A deepened and more integrated relationship between the world’s two largest economies—the European Union and United States—offers considerable potential benefits to consumers and companies alike. By removing the remaining tariffs, clearing the way for additional international investment, and streamlining regulatory policy, goods would be cheaper and firms would be able to more effectively mobilize and invest their capital across the US and Europe. Additionally, many hundreds of thousands of jobs would be created in export sectors and in the logistics companies needed to effectively transport these traded materials.
Importantly, a reinvigorated transatlantic economy would vastly improve the international competitiveness of both regions as together they could set combined standards for the world to aspire to in environmental policy, product safety, pharmaceuticals, and any number of other industries. Exporters hoping to sell goods in either market will have just one set of rules to comply with. A combined transatlantic market representing 50 percent of global GDP would be a powerful trend-setter indeed.
According to a recent Atlantic Council-Bertelsmann Foundation study of trade experts and policymakers from the United States and Europe that I co-authored, there is widespread optimism that that the United States and EU will be able to successfully negotiate a trade and investment deal.
This is perhaps the West’s last best opportunity to set global rules, as the emerging markets continue to gain ground. Indeed, a failure to launch comprehensive negotiations—whether due to French insistence on precluding negotiations on cultural goods or a US refusal to consider convergence in financial regulation—would have significant consequences. If the transatlantic partners cannot agree among themselves, the emerging markets will have little confidence in our ability to work well globally.

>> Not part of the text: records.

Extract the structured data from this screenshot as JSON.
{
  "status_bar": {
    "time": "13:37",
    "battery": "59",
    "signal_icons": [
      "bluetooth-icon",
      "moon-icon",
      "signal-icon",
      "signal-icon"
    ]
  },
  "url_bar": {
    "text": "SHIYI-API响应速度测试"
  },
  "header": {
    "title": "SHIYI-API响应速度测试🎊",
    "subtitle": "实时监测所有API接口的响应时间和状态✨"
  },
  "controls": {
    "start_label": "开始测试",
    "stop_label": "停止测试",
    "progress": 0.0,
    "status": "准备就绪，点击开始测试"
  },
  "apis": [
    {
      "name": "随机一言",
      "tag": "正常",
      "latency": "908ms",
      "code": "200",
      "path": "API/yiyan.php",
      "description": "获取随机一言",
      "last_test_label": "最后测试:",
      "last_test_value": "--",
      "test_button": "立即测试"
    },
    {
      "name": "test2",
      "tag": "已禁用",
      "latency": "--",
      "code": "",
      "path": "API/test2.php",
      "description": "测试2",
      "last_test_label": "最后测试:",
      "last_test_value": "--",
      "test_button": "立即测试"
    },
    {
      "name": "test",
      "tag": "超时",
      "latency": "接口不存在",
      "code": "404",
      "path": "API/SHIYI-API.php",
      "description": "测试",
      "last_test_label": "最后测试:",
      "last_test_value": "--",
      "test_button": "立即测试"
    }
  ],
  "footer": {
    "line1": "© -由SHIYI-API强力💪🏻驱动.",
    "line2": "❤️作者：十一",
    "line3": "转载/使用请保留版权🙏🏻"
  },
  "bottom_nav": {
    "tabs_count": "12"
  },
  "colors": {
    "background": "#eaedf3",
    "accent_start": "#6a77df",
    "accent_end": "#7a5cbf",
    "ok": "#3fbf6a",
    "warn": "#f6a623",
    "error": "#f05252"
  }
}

While the benefits of an open transatlantic marketplace are fairly evident, there are significant hurdles that must be cleared. Traditional disputes over genetically-modified organisms in agriculture and government procurement practices are as evident as ever. Additionally, both US and European regulators will be hard-pressed to give up the powers they’ve acquired in order to develop a more predictable and transparent transatlantic rulemaking process. Thus, strong leadership on behalf of Obama and his counterparts in Brussels, Berlin, London, Paris, and elsewhere across Europe will be vital. Given the many economic benefits at stake, and the depressed economic situations facing their countries, the leaders should certainly be motivated.
As headlines from France and elsewhere in the last week have made abundantly clear, there are several challenges to trade liberalization that must be overcome. Chief among these is convincing all parties involved that the benefits of TTIP vastly outweigh the negatives. It is also important to understand that a willingness to negotiate all subjects—including quotas and state support to the television, music, and movie industries—does not necessarily mean that these quotas will be removed. Negotiators have rightly pushed for as few exemptions as possible, as red lines and exempted sectors will limit the effectiveness of the eventual deal.
The United States and Europe have discussed a transatlantic free trade area in various guises for decades. However, as negotiations for TTIP begin, this time truly seems different. Both sides recognize the need to stimulate their stagnant economies in the aftermath of the financial and Eurozone crises. Moreover, in an age of austerity, a deepened trade relationship marks a path forward that does not add to national debt levels. Lastly, the rise of the emerging markets—particularly China—which often subscribe to a different economic model focused on state-owned enterprises and government directed investment decisions, marks a historic moment and opportunity for the transatlantic community.
Standing at the precipice of negotiations, trade experts have indicated a strong backing and optimism for the initiative based on our data. The challenge will be to mobilize this sentiment into action.
Business interests, consumer groups, and civil society leaders promoting transatlantic values all have important roles to play. Politicians should keep their eyes on the bigger picture and the economic imperative to restart sustainable economic growth. A focus on the narrow differences (that make up just 2 percent of transatlantic trade by value according to the European Commission) could halt progress before negotiations even begin. That would truly be a missed opportunity neither the United States nor Europe can afford.
Garrett Workman is the associate director for the Council’s Global Business & Economics Program. This piece appeared on DHL’s Delivering Tomorrow blog.